** RAW DATA follows **

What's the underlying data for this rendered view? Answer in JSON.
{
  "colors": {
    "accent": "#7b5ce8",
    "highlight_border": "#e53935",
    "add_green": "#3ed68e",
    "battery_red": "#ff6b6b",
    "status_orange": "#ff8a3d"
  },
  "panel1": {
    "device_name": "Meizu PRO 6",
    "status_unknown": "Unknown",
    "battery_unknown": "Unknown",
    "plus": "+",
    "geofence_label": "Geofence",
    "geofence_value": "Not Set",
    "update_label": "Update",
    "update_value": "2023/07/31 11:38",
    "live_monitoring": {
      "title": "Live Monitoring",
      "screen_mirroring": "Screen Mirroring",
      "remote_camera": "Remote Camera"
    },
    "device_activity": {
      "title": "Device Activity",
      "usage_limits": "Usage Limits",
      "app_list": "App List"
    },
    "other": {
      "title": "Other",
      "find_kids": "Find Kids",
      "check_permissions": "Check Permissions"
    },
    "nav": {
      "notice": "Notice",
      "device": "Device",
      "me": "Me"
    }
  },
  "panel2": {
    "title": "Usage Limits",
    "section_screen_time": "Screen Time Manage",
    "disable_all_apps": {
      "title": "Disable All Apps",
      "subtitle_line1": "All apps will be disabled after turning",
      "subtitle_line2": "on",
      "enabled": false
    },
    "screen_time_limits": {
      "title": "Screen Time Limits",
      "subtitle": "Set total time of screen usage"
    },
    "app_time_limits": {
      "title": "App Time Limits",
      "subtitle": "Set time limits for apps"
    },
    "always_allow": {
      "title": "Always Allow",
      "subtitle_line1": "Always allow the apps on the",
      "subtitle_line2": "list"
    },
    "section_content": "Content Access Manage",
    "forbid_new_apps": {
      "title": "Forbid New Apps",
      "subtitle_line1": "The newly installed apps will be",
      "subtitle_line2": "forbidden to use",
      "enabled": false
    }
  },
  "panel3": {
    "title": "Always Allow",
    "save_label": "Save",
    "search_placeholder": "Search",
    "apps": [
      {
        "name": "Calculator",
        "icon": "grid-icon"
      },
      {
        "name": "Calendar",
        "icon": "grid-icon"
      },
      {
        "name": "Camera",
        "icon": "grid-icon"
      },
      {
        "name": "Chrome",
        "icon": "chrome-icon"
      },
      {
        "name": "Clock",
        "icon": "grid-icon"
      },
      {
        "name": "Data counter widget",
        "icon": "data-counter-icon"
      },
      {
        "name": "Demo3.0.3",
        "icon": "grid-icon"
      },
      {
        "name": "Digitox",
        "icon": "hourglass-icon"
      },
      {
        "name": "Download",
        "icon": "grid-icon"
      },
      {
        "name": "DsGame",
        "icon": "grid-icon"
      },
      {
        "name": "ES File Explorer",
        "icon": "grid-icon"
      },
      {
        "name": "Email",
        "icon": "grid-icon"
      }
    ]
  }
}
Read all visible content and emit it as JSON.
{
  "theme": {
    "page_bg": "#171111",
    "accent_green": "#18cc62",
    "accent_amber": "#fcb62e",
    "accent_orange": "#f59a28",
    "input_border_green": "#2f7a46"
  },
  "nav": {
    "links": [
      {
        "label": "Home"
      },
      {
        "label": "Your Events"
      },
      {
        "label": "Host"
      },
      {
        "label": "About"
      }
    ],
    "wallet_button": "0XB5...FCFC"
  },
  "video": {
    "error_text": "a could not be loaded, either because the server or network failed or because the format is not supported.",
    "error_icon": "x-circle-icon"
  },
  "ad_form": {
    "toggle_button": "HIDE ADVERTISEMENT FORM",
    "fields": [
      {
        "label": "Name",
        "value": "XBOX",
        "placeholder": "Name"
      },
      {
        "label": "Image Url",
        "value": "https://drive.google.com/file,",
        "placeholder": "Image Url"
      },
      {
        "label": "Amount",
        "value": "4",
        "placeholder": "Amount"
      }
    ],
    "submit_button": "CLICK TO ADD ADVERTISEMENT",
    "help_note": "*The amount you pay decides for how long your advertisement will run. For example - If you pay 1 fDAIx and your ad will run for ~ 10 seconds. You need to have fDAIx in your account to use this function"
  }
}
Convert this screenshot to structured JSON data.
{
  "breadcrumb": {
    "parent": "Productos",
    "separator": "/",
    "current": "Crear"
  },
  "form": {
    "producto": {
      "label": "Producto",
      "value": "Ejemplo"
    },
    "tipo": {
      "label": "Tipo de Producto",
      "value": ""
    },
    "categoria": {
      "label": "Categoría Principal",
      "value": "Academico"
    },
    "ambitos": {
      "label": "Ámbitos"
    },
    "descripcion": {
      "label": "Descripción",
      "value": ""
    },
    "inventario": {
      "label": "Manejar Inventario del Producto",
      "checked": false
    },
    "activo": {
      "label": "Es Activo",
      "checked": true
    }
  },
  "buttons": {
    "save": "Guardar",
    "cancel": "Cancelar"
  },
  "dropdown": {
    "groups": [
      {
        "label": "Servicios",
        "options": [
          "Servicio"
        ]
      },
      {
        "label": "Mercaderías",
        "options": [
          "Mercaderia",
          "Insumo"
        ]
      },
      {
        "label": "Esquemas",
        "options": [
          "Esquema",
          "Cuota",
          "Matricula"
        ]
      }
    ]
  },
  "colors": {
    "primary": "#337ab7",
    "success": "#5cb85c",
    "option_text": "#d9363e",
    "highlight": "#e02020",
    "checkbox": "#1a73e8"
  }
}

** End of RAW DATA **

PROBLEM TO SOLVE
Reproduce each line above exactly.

COMPLETED TASK
What's the underlying data for this rendered view? Answer in JSON.
{
  "colors": {
    "accent": "#7b5ce8",
    "highlight_border": "#e53935",
    "add_green": "#3ed68e",
    "battery_red": "#ff6b6b",
    "status_orange": "#ff8a3d"
  },
  "panel1": {
    "device_name": "Meizu PRO 6",
    "status_unknown": "Unknown",
    "battery_unknown": "Unknown",
    "plus": "+",
    "geofence_label": "Geofence",
    "geofence_value": "Not Set",
    "update_label": "Update",
    "update_value": "2023/07/31 11:38",
    "live_monitoring": {
      "title": "Live Monitoring",
      "screen_mirroring": "Screen Mirroring",
      "remote_camera": "Remote Camera"
    },
    "device_activity": {
      "title": "Device Activity",
      "usage_limits": "Usage Limits",
      "app_list": "App List"
    },
    "other": {
      "title": "Other",
      "find_kids": "Find Kids",
      "check_permissions": "Check Permissions"
    },
    "nav": {
      "notice": "Notice",
      "device": "Device",
      "me": "Me"
    }
  },
  "panel2": {
    "title": "Usage Limits",
    "section_screen_time": "Screen Time Manage",
    "disable_all_apps": {
      "title": "Disable All Apps",
      "subtitle_line1": "All apps will be disabled after turning",
      "subtitle_line2": "on",
      "enabled": false
    },
    "screen_time_limits": {
      "title": "Screen Time Limits",
      "subtitle": "Set total time of screen usage"
    },
    "app_time_limits": {
      "title": "App Time Limits",
      "subtitle": "Set time limits for apps"
    },
    "always_allow": {
      "title": "Always Allow",
      "subtitle_line1": "Always allow the apps on the",
      "subtitle_line2": "list"
    },
    "section_content": "Content Access Manage",
    "forbid_new_apps": {
      "title": "Forbid New Apps",
      "subtitle_line1": "The newly installed apps will be",
      "subtitle_line2": "forbidden to use",
      "enabled": false
    }
  },
  "panel3": {
    "title": "Always Allow",
    "save_label": "Save",
    "search_placeholder": "Search",
    "apps": [
      {
        "name": "Calculator",
        "icon": "grid-icon"
      },
      {
        "name": "Calendar",
        "icon": "grid-icon"
      },
      {
        "name": "Camera",
        "icon": "grid-icon"
      },
      {
        "name": "Chrome",
        "icon": "chrome-icon"
      },
      {
        "name": "Clock",
        "icon": "grid-icon"
      },
      {
        "name": "Data counter widget",
        "icon": "data-counter-icon"
      },
      {
        "name": "Demo3.0.3",
        "icon": "grid-icon"
      },
      {
        "name": "Digitox",
        "icon": "hourglass-icon"
      },
      {
        "name": "Download",
        "icon": "grid-icon"
      },
      {
        "name": "DsGame",
        "icon": "grid-icon"
      },
      {
        "name": "ES File Explorer",
        "icon": "grid-icon"
      },
      {
        "name": "Email",
        "icon": "grid-icon"
      }
    ]
  }
}
Read all visible content and emit it as JSON.
{
  "theme": {
    "page_bg": "#171111",
    "accent_green": "#18cc62",
    "accent_amber": "#fcb62e",
    "accent_orange": "#f59a28",
    "input_border_green": "#2f7a46"
  },
  "nav": {
    "links": [
      {
        "label": "Home"
      },
      {
        "label": "Your Events"
      },
      {
        "label": "Host"
      },
      {
        "label": "About"
      }
    ],
    "wallet_button": "0XB5...FCFC"
  },
  "video": {
    "error_text": "a could not be loaded, either because the server or network failed or because the format is not supported.",
    "error_icon": "x-circle-icon"
  },
  "ad_form": {
    "toggle_button": "HIDE ADVERTISEMENT FORM",
    "fields": [
      {
        "label": "Name",
        "value": "XBOX",
        "placeholder": "Name"
      },
      {
        "label": "Image Url",
        "value": "https://drive.google.com/file,",
        "placeholder": "Image Url"
      },
      {
        "label": "Amount",
        "value": "4",
        "placeholder": "Amount"
      }
    ],
    "submit_button": "CLICK TO ADD ADVERTISEMENT",
    "help_note": "*The amount you pay decides for how long your advertisement will run. For example - If you pay 1 fDAIx and your ad will run for ~ 10 seconds. You need to have fDAIx in your account to use this function"
  }
}
Convert this screenshot to structured JSON data.
{
  "breadcrumb": {
    "parent": "Productos",
    "separator": "/",
    "current": "Crear"
  },
  "form": {
    "producto": {
      "label": "Producto",
      "value": "Ejemplo"
    },
    "tipo": {
      "label": "Tipo de Producto",
      "value": ""
    },
    "categoria": {
      "label": "Categoría Principal",
      "value": "Academico"
    },
    "ambitos": {
      "label": "Ámbitos"
    },
    "descripcion": {
      "label": "Descripción",
      "value": ""
    },
    "inventario": {
      "label": "Manejar Inventario del Producto",
      "checked": false
    },
    "activo": {
      "label": "Es Activo",
      "checked": true
    }
  },
  "buttons": {
    "save": "Guardar",
    "cancel": "Cancelar"
  },
  "dropdown": {
    "groups": [
      {
        "label": "Servicios",
        "options": [
          "Servicio"
        ]
      },
      {
        "label": "Mercaderías",
        "options": [
          "Mercaderia",
          "Insumo"
        ]
      },
      {
        "label": "Esquemas",
        "options": [
          "Esquema",
          "Cuota",
          "Matricula"
        ]
      }
    ]
  },
  "colors": {
    "primary": "#337ab7",
    "success": "#5cb85c",
    "option_text": "#d9363e",
    "highlight": "#e02020",
    "checkbox": "#1a73e8"
  }
}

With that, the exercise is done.